Ahaziah didn’t last long as Israel’s king. After a fall “through the latticework of an upper room at his palace in Samaria” (II Kings 1:2a, NLT), Ahaziah “sent messengers to the temple of Baal-zebub, the god of Ekron, to ask whether he would recover” (II Kings 1:2b).
What Ahaziah got, instead, was a message from the Lord, delivered by the prophet Elijah: “Is there no God in Israel? Why are you going to Baal-zebub, the god of Ekron, to ask whether the king will recover? Now, therefore, this is what the Lord says: You will never leave the bed you are lying on; you will surely die” (II Kings 1:3b-4a).
Elijah had delivered the Lord’s message to the messengers Ahaziah had sent to consult Baal-zebub. Instead of continuing on to the temple of the false god, they returned to the city of Samaria, Israel’s capital and told the king about the man who had approached them and given them the message that the king would die.
“’What sort of man was he?’ the king demanded. ‘What did he look like?’
“They replied, ‘He was a hairy man, and he wore a leather belt around his waist.’
‘Elijah from Tishbe!’ the king exclaimed.
Then he sent an army captain with fifty soldiers to arrest him. They found him sitting on top of a hill. The captain said to him, ‘Man of God, the king has commanded you to come down with us’ " (II Kings 2:7-9).
Clearly, Elijah was known to the king – Ahaziah identified him as soon as the men described him. It’s also clear that the king was scared of Elijah. Why else would he send fifty soldiers to arrest one little ol’ prophet?
And note how the captain of Ahaziah’s troops address Elijah: “Man of God.” Elijah had a reputation as exactly that. Each of us, my brothers and sisters, has a reputation, too. My prayer is that every single one of us is first and foremost known as a man or woman of God.
Elijah wasn’t concerned about Ahaziah’s show of power; he knew he had a far greater power on his own side. So “Elijah replied to the captain, ‘If I am a man of God, let fire come down from heaven and destroy you and your fifty men!’ Then fire fell from heaven and killed them all” (II Kings 1:10).
You’d think that would have been enough to get Ahaziah to back off, but no, he “sent another captain with fifty men. The captain said to him, ‘Man of God, the king demands that you come down at once’” (II Kings 1:11). And that’s exactly what happened to these soldiers.
“Once more the king sent a third captain with fifty men. But this time the captain went up the hill and fell to his knees before Elijah. He pleaded with him, ‘O man of God, please spare my life and the lives of these, your fifty servants’” (II Kings 1:14a).
By showing Elijah respect instead of demanding of him, the captain of these troops showed respect for the One Elijah represented. The result was an entirely different response.

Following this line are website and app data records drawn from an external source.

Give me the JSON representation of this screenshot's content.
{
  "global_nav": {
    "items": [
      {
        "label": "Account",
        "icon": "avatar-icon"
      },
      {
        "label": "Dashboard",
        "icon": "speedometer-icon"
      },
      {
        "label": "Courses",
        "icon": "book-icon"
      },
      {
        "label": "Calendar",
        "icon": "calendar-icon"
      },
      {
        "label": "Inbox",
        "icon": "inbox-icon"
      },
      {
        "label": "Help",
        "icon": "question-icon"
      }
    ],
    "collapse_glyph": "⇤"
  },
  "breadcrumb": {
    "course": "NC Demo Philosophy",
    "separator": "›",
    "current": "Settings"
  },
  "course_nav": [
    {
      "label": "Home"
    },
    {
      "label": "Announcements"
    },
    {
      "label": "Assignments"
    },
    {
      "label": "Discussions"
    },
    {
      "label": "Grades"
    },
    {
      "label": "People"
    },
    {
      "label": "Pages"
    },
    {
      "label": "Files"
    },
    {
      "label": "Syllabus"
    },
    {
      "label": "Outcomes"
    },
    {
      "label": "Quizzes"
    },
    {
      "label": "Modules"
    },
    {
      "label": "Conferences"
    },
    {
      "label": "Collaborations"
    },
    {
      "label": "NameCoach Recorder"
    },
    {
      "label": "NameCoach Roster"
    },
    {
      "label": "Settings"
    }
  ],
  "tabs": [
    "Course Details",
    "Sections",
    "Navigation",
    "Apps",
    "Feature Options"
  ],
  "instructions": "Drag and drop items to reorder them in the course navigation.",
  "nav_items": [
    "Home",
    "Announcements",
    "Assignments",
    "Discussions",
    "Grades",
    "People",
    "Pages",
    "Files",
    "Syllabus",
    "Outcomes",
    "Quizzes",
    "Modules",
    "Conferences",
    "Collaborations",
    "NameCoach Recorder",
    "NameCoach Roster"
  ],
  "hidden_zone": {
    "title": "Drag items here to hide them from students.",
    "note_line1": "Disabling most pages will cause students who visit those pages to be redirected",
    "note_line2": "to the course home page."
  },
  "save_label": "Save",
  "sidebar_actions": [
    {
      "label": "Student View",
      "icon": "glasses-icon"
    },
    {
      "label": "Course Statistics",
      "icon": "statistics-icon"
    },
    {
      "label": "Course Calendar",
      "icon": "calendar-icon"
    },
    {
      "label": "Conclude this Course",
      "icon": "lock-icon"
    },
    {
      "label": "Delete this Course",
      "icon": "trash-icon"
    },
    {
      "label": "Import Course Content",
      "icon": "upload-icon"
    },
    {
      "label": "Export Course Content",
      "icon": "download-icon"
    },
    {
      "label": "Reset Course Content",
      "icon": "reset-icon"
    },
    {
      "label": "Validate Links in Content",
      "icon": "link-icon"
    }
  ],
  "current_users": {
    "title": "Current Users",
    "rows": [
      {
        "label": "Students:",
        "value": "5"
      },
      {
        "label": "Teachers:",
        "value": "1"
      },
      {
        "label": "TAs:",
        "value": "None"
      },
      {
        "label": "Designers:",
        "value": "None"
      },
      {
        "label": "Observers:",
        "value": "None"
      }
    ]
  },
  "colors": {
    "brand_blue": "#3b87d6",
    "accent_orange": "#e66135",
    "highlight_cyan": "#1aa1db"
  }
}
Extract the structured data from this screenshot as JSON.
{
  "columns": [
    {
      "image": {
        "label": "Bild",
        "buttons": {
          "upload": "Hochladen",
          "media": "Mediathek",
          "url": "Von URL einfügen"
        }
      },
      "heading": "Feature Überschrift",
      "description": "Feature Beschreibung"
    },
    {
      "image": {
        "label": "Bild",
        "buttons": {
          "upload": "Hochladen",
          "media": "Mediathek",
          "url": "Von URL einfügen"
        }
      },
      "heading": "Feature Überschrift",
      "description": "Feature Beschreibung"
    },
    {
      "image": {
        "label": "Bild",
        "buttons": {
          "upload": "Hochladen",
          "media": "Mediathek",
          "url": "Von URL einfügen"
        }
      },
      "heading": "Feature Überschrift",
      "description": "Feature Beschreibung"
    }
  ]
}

Contrary to what some nutty televangelists and others would have us believe, we have zero right to demand of God. If He’s saved you, He’s already given you the greatest gift you could ever be given; and if He never did another thing for you as long as you live, He’s done enough.
Do you spend more time asking of God or thanking Him for what He’s already done?
Copyright © 2013
Judy Woodward Bates